So, the AI field lost out: the advances in PK/PD benefits just did not compensate for all those new regulatory hurdles. At the same time, Soliris from Alexion and specialty products from companies like Genzyme have opened everyone’s eyes to the wonderful new high-price world of orphan drugs. Combined with fancy patent extension footwork, late introduction of new formulations to prevent generic erosion, maneuvers to avoid a patent cliff by paying competitors for delayed entry, the field has matured into one of unadulterated greed and profit maximization. Antibiotics have lost out in the development world which knows no middle class, where only the top money-making indications have a chance of continued corporate funding, at the expense of pretty much everything else.
What is the solution? Contrary to what is often said about Push and Pull incentives to rekindle antibiotic R&D, let’s level the playing field and propose a cap on the reimbursement by CMS of excessively expensive drugs. Drug prices have gone through the roof and are seriously threatening the entire US health care system. We need to get rid of the insane unrestricted pricing of drugs at some time anyway before the reimbursement system goes bankrupt. It is time to wrest control over pricing from companies.
There is zero justification for the current price of the EpiPen, or for Shkrely’s Daraprim price hikes. Neither is there for the $90k a pop for Harvoni or some of the other HCV drug cocktails from Gilead and Abbott. We need a NICE committee like they have in the UK, before drugs can enter the market priced to impoverish the system. Drug pricing has become too toxic for society and the social networks.
Nobody would expect companies to clean up their act and reign in drug costs themselves; they would rather stick with the current model until the last red cent has left the federal coffers. It is time for our legislators to stop this out of control greed. It is time for us antibiotic-loving academics in ID to cut ties with industries that overcharge for new antivirals and engage in frivolous exploitation of a Health Care system that is about to go broke.
Academics are not savvy enough to see the writing on the wall or to understand the sales tactics of marketing departments. Academics on the Speaker’s Bureau and Guideline Committees are not providing the full story when they only speak about Safety and Efficacy but not about toxic drug prices. Academics that advocate higher prices for new MDR antibiotics and ever more government incentives are not credible agents of change.
Epinephrin for injection is available as a 1 mL solution in a single-use clear glass vial which contains 1 mg epinephrin / mL; hence, 0.3 mL = 0.3 mg = the dose to inject i. m.
What we need are significantly lower prices for all extravagantly overpriced medicines, price controls and better checks on anti-competitive practices.
As for the EpiPen situation, why not buy a few vials of epinephrine or adrenaline, a few syringes and needles, and maybe some vials of sterile D5W. The adult dose is 0.3-0.5 mg IM. You could even ask your neighborhood pharmacist to package up preloaded sterile syringes for ready use that have a shorter shelf life but cost a smidgeon of an EpiPen and could be made for little expense right around the corner.

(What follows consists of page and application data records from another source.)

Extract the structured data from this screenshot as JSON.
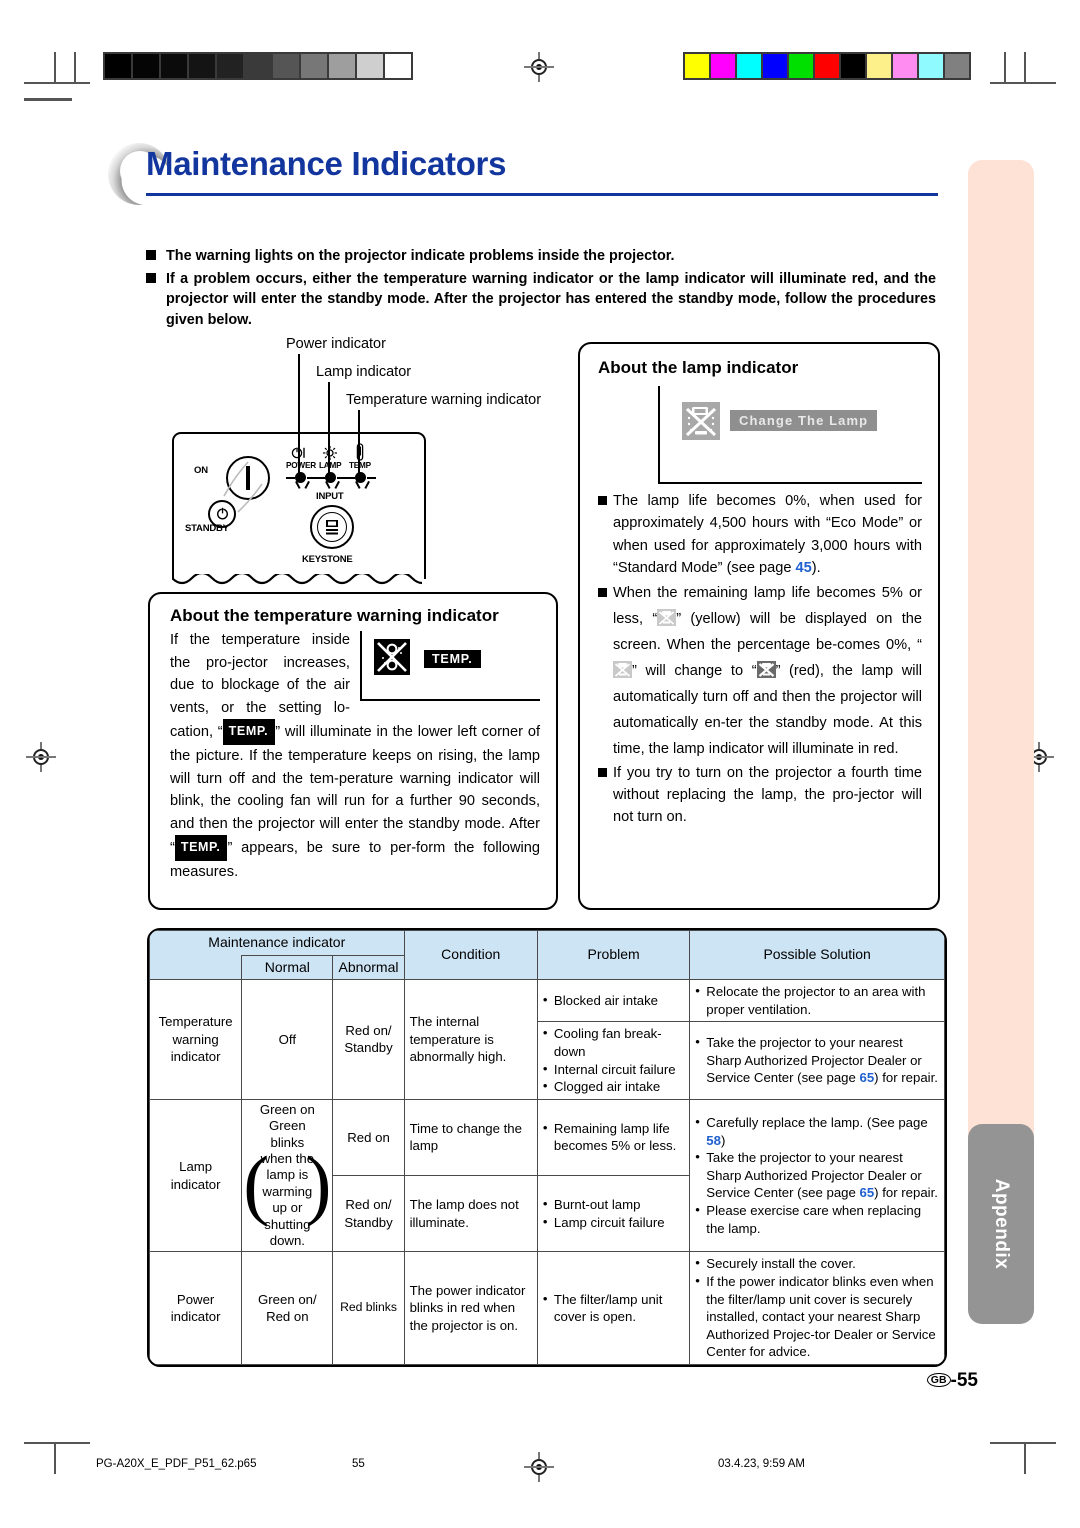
{
  "document": {
    "title": "Maintenance Indicators",
    "page_label": "55",
    "page_region_code": "GB",
    "footer": {
      "filename": "PG-A20X_E_PDF_P51_62.p65",
      "page_number": "55",
      "timestamp": "03.4.23, 9:59 AM"
    },
    "side_tab": "Appendix"
  },
  "intro_bullets": [
    "The warning lights on the projector indicate problems inside the projector.",
    "If a problem occurs, either the temperature warning indicator or the lamp indicator will illuminate red, and the projector will enter the standby mode. After the projector has entered the standby mode, follow the procedures given below."
  ],
  "diagram": {
    "callouts": [
      "Power indicator",
      "Lamp indicator",
      "Temperature warning indicator"
    ],
    "panel_labels": {
      "on": "ON",
      "standby": "STANDBY",
      "power": "POWER",
      "lamp": "LAMP",
      "temp": "TEMP",
      "input": "INPUT",
      "keystone": "KEYSTONE"
    }
  },
  "temp_box": {
    "heading": "About the temperature warning indicator",
    "osd_label": "TEMP.",
    "text_part1": "If the temperature inside the pro-jector increases, due to blockage of the air vents, or the setting lo-cation, “",
    "text_part2": "” will illuminate in the lower left corner of the picture. If the temperature keeps on rising, the lamp will turn off and the tem-perature warning indicator will blink, the cooling fan will run for a further 90 seconds, and then the projector will enter the standby mode. After “",
    "text_part3": "” appears, be sure to per-form the following measures."
  },
  "lamp_box": {
    "heading": "About the lamp indicator",
    "osd_label": "Change The Lamp",
    "bullets": [
      {
        "pre": "The lamp life becomes 0%, when used for approximately 4,500 hours with “Eco Mode” or when used for approximately 3,000 hours with “Standard Mode” (see page ",
        "page": "45",
        "post": ")."
      },
      {
        "seg1": "When the remaining lamp life becomes 5% or less, “",
        "seg2": "” (yellow) will be displayed on the screen. When the percentage be-comes 0%, “",
        "seg3": "” will change to “",
        "seg4": "” (red), the lamp will automatically turn off and then the projector will automatically en-ter the standby mode. At this time, the lamp indicator will illuminate in red."
      },
      {
        "text": "If you try to turn on the projector a fourth time without replacing the lamp, the pro-jector will not turn on."
      }
    ]
  },
  "table": {
    "headers": {
      "group": "Maintenance indicator",
      "normal": "Normal",
      "abnormal": "Abnormal",
      "condition": "Condition",
      "problem": "Problem",
      "solution": "Possible Solution"
    },
    "rows": [
      {
        "indicator": "Temperature warning indicator",
        "normal": "Off",
        "abnormal": "Red on/ Standby",
        "condition": "The internal temperature is abnormally high.",
        "sub": [
          {
            "problems": [
              "Blocked air intake"
            ],
            "solution_items": [
              "Relocate the projector to an area with proper ventilation."
            ]
          },
          {
            "problems": [
              "Cooling fan break-down",
              "Internal circuit failure",
              "Clogged air intake"
            ],
            "solution_pre": "Take the projector to your nearest Sharp Authorized Projector Dealer or Service Center (see page ",
            "solution_page": "65",
            "solution_post": ") for repair."
          }
        ]
      },
      {
        "indicator": "Lamp indicator",
        "normal_main": "Green on",
        "normal_brace": "Green blinks when the lamp is warming up or shutting down.",
        "sub": [
          {
            "abnormal": "Red on",
            "condition": "Time to change the lamp",
            "problems": [
              "Remaining lamp life becomes 5% or less."
            ]
          },
          {
            "abnormal": "Red on/ Standby",
            "condition": "The lamp does not illuminate.",
            "problems": [
              "Burnt-out lamp",
              "Lamp circuit failure"
            ]
          }
        ],
        "solution": {
          "item1_pre": "Carefully replace the lamp. (See page ",
          "item1_page": "58",
          "item1_post": ")",
          "item2_pre": "Take the projector to your nearest Sharp Authorized Projector Dealer or Service Center (see page ",
          "item2_page": "65",
          "item2_post": ") for repair.",
          "item3": "Please exercise care when replacing the lamp."
        }
      },
      {
        "indicator": "Power indicator",
        "normal": "Green on/ Red on",
        "abnormal": "Red blinks",
        "condition": "The power indicator blinks in red when the projector is on.",
        "problems": [
          "The filter/lamp unit cover is open."
        ],
        "solution_items": [
          "Securely install the cover.",
          "If the power indicator blinks even when the filter/lamp unit cover is securely installed, contact your nearest Sharp Authorized Projec-tor Dealer or Service Center for advice."
        ]
      }
    ]
  },
  "colors": {
    "title_blue": "#12369e",
    "page_link_blue": "#1f5fd0",
    "table_header_blue": "#cde4f5",
    "side_peach": "#fde2d5",
    "tab_gray": "#949494",
    "gray_bar": [
      "#000000",
      "#050505",
      "#0b0b0b",
      "#141414",
      "#222222",
      "#3a3a3a",
      "#555555",
      "#777777",
      "#9e9e9e",
      "#cfcfcf",
      "#ffffff"
    ],
    "color_bar": [
      "#ffff00",
      "#ff00ff",
      "#00ffff",
      "#0000ff",
      "#00e000",
      "#ff0000",
      "#000000",
      "#fdf08a",
      "#ff8cf0",
      "#8ffaff",
      "#808080"
    ]
  }
}
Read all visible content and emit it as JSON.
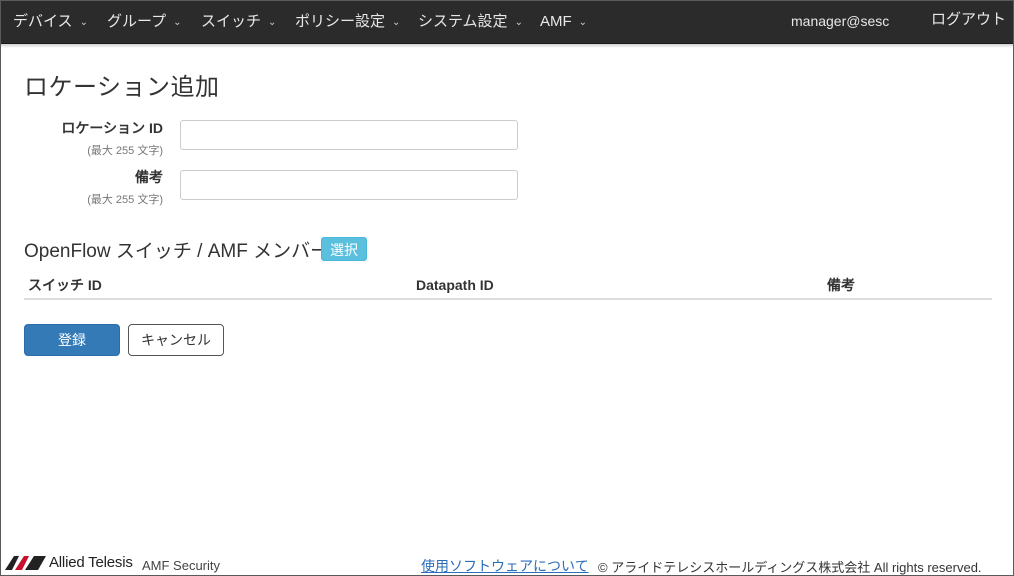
{
  "nav": {
    "items": [
      {
        "label": "デバイス"
      },
      {
        "label": "グループ"
      },
      {
        "label": "スイッチ"
      },
      {
        "label": "ポリシー設定"
      },
      {
        "label": "システム設定"
      },
      {
        "label": "AMF"
      }
    ],
    "caret": "⌄",
    "user": "manager@sesc",
    "logout": "ログアウト"
  },
  "page": {
    "title": "ロケーション追加"
  },
  "form": {
    "location_id": {
      "label": "ロケーション ID",
      "hint": "(最大 255 文字)",
      "value": ""
    },
    "remarks": {
      "label": "備考",
      "hint": "(最大 255 文字)",
      "value": ""
    }
  },
  "members": {
    "title": "OpenFlow スイッチ / AMF メンバー",
    "select_label": "選択",
    "columns": [
      "スイッチ ID",
      "Datapath ID",
      "備考"
    ],
    "rows": []
  },
  "actions": {
    "register": "登録",
    "cancel": "キャンセル"
  },
  "footer": {
    "brand": "Allied Telesis",
    "product": "AMF Security",
    "link": "使用ソフトウェアについて",
    "copyright": "© アライドテレシスホールディングス株式会社 All rights reserved."
  },
  "colors": {
    "navbar": "#2b2b2b",
    "primary": "#337ab7",
    "info": "#5bc0de",
    "link": "#2a6ebb"
  }
}
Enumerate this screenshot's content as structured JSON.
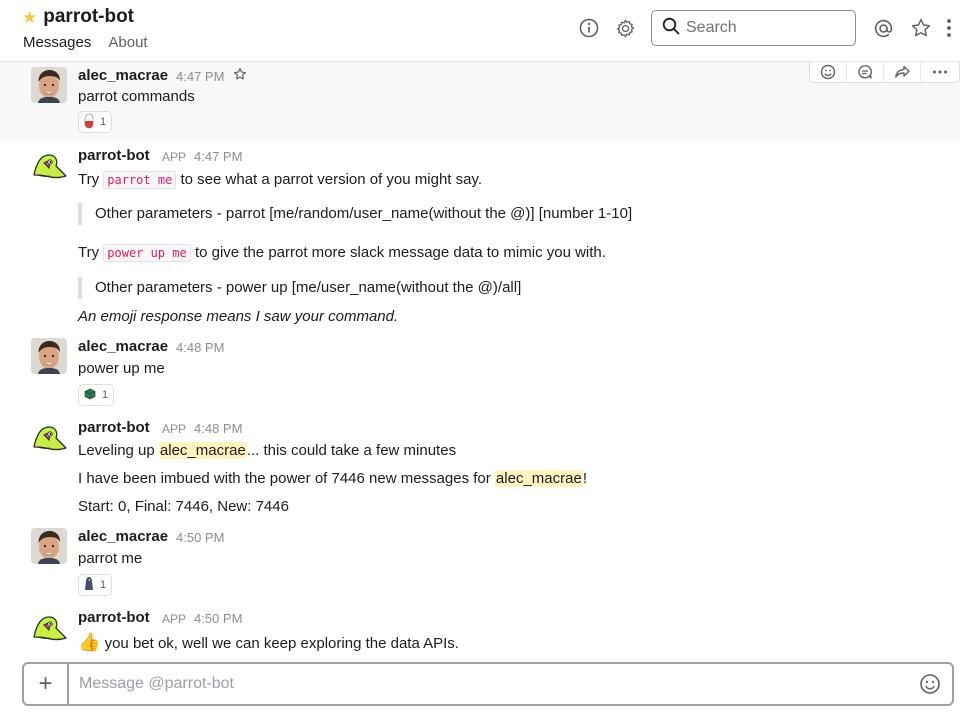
{
  "header": {
    "star_glyph": "★",
    "channel_name": "parrot-bot",
    "tabs": [
      {
        "label": "Messages",
        "active": true
      },
      {
        "label": "About",
        "active": false
      }
    ],
    "search_placeholder": "Search",
    "icons": [
      "info-icon",
      "gear-icon",
      "search-icon",
      "mention-icon",
      "star-icon",
      "more-vertical-icon"
    ]
  },
  "messages": [
    {
      "sender": "alec_macrae",
      "time": "4:47 PM",
      "text": "parrot commands",
      "reaction": {
        "emoji": "pill",
        "count": "1"
      }
    },
    {
      "sender": "parrot-bot",
      "app_tag": "APP",
      "time": "4:47 PM",
      "line1_pre": "Try",
      "line1_code": "parrot me",
      "line1_post": "to see what a parrot version of you might say.",
      "quote1": "Other parameters - parrot [me/random/user_name(without the @)] [number 1-10]",
      "line2_pre": "Try",
      "line2_code": "power up me",
      "line2_post": "to give the parrot more slack message data to mimic you with.",
      "quote2": "Other parameters - power up [me/user_name(without the @)/all]",
      "footer": "An emoji response means I saw your command."
    },
    {
      "sender": "alec_macrae",
      "time": "4:48 PM",
      "text": "power up me",
      "reaction": {
        "emoji": "package",
        "count": "1"
      }
    },
    {
      "sender": "parrot-bot",
      "app_tag": "APP",
      "time": "4:48 PM",
      "line1_pre": "Leveling up",
      "line1_mention": "alec_macrae",
      "line1_post": "... this could take a few minutes",
      "line2_pre": "I have been imbued with the power of 7446 new messages for",
      "line2_mention": "alec_macrae",
      "line2_post": "!",
      "line3": "Start: 0, Final: 7446, New: 7446"
    },
    {
      "sender": "alec_macrae",
      "time": "4:50 PM",
      "text": "parrot me",
      "reaction": {
        "emoji": "bird",
        "count": "1"
      }
    },
    {
      "sender": "parrot-bot",
      "app_tag": "APP",
      "time": "4:50 PM",
      "emoji": "👍",
      "text": "you bet ok, well we can keep exploring the data APIs."
    }
  ],
  "composer": {
    "placeholder": "Message @parrot-bot",
    "plus_glyph": "+"
  },
  "colors": {
    "mention_bg": "#fff4bf",
    "code_text": "#e01e5a",
    "parrot_green": "#c8f044",
    "parrot_pink": "#e23aa0",
    "star": "#f2c744"
  }
}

Well, you are out of luck: FDA would not allow this as a matter of principle. They say they want to protect you, but as the EpiPen episode and others like it show, regulatory hurdles also protect the price gouging industry from competition. When regulators set the bar too high for EpiPen competitors, they are supporting monopolistic behavior.
Maybe it is time for end users to fight back…